omar y yo
Enjoying the ride with Omar, the love of my life. (2016)

Talking about sports, I met my husband while studying at Tec during an event for representative teams athletes. We had this “Borregos Got Talent” show in which some of the athletes performed, most of us had really poor artistic abilities, so it was mostly a comical event. The odds were not in my favor so I had to go on stage and make stuff up. I can honestly tell you that I just stepped up because I thought that just after I finished making a fool of myself, that moment would be erased from my memory forever. Evidently I didn’t expect to meet the love of my life there. Now I get to talk about it for the rest of my life, very funny. This new soccer player who just arrived from Tampico to Monterrey, Omar Flores, was sitting among the crowd having a good time while I was joking and doing silly stuff on stage. I didn’t get to talk to him until a couple of weeks went by. He was studying his Master’s degree in Automation and Control and playing soccer while I was studying Biomedical Engineering and running. This happened during August, 2012, and after lots of stories and cool moments, we got married on April 2, 2016.

Road to Teaching

Basket tapados
One of our basketball teams. (2017)

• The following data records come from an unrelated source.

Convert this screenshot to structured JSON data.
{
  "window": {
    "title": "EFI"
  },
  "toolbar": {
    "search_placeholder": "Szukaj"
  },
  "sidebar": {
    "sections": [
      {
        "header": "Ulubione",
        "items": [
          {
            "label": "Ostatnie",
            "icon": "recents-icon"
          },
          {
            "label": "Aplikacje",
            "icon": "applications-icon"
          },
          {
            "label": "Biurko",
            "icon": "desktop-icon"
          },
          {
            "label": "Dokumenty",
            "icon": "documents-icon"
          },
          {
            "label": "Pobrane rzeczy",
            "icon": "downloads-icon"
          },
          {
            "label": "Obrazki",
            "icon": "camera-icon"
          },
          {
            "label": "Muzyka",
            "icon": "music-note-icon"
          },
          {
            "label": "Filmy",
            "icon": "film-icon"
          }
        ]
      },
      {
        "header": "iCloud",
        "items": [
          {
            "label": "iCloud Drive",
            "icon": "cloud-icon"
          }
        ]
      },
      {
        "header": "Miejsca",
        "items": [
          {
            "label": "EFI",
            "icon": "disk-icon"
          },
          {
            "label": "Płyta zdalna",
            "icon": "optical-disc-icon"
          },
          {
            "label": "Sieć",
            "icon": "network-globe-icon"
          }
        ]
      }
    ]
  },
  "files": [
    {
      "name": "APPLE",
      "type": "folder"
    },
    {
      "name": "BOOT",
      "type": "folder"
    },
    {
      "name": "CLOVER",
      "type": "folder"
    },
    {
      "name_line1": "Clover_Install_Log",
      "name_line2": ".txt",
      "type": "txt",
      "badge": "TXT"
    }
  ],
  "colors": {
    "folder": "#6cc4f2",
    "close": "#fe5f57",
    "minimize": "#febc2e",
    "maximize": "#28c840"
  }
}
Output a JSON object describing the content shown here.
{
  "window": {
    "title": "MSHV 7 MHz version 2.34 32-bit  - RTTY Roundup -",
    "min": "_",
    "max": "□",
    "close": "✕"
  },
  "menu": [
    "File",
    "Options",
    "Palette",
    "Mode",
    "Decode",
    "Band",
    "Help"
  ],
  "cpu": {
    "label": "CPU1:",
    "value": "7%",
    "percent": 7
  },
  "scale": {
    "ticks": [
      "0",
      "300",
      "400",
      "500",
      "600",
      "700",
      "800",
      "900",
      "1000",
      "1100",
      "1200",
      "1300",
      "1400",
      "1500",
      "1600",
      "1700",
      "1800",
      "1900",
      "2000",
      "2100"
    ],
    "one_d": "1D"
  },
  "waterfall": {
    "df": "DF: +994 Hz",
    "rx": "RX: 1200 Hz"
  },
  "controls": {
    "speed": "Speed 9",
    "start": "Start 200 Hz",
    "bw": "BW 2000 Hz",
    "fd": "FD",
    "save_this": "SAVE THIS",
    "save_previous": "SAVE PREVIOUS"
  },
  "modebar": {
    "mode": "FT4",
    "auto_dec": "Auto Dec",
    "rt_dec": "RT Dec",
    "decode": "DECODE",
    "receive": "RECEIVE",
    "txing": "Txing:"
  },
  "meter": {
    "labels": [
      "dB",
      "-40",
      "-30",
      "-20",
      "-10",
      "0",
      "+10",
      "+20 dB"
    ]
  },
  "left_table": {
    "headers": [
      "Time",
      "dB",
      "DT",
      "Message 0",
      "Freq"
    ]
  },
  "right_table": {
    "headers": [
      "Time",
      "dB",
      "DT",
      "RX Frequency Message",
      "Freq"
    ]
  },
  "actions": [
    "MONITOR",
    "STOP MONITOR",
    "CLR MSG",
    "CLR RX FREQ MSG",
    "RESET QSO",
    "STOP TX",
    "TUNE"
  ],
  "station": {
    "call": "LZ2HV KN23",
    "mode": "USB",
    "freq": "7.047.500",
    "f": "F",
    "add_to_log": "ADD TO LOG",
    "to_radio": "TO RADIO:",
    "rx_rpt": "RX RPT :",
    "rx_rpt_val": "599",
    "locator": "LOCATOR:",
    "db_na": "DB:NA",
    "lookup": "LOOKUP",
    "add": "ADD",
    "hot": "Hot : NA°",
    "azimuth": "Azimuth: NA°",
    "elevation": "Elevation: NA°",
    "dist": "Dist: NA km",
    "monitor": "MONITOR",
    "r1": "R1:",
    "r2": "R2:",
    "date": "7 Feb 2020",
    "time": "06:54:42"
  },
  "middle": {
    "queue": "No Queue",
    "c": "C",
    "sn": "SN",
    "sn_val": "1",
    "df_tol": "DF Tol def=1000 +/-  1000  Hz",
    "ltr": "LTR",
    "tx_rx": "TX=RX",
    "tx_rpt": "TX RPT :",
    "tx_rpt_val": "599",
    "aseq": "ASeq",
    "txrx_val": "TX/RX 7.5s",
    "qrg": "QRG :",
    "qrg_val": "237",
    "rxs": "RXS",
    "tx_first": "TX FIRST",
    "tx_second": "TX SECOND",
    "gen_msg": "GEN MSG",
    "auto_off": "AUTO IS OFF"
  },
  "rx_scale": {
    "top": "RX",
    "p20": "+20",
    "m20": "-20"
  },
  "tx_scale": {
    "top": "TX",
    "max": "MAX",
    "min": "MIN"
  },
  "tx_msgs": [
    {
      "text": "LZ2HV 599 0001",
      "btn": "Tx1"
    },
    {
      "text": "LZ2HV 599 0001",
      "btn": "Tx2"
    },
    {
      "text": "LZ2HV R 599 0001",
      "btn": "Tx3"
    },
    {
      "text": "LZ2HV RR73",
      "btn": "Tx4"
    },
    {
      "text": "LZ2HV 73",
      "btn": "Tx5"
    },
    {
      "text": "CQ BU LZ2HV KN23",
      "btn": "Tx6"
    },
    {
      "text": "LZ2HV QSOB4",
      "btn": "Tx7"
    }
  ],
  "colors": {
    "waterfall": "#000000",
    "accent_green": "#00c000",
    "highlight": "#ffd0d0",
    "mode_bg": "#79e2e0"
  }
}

I studied Biomedical Engineering for seven semesters at Tec de Monterrey while I gave tutoring to pay for my tuition and just loved it. I decided to study Education the day I realized how much I enjoyed teaching and although I can’t say it was an easy call (I really like Biomedical Engineering), I went for it and just knew it was the right thing to do.

In 2013 I started coaching basketball teams at Instituto SIMA. I still do and I can’t explain how much it fulfills my day with motivation. The oportunity of helping values trascend through our team is just priceless. The strength of the relationships we build there is very special and hard to understand for outsiders.

6367 Laura Garza_aj
SIMA (2018)

I formally started teaching 7th-9th grade Spelling and Life Science at Instituto SIMA during 2014. That was my only schoolyear with those subjects. Then I started teaching 4th-6th grade Math and I have to tell you this made me very happy. I studied junior high at SIMA and stayed there offering tutoring ever since I finished studying there, then somehow ended up as a teacher. It’s funny to live teacher moments where you have so many student memories. I flip my 6th grade Math class and some of my 4th and 5th grade Math classes as well. I’m very excited with my flipping results and hope to share some thoughts about my experience with you. My kids are really enthusiastic with their flipped classroom as well.

Read You Soon

Well, as I said before, I have no clue of how blogging works so I’m not sure if this is too short or too long, hehe. (Or how to end this post) This is an important part of my story, I’ll probably share some more background stuff every now and then.

Thank you for reading, I’ll try my best and share valuable teacher experiences and strategies to help everyone that follows this blog. I follow other teachers as well so if you have a blog, twitter account or any other public space to share your thoughts, I’d be more than happy to read from you. Please leave a reply if you have any tips for me on getting started, any comments or a specific topic that you would like me to write about, or the link to your blog, twitter, etc.

Thanks for your time and hope to write again soon, have a great day!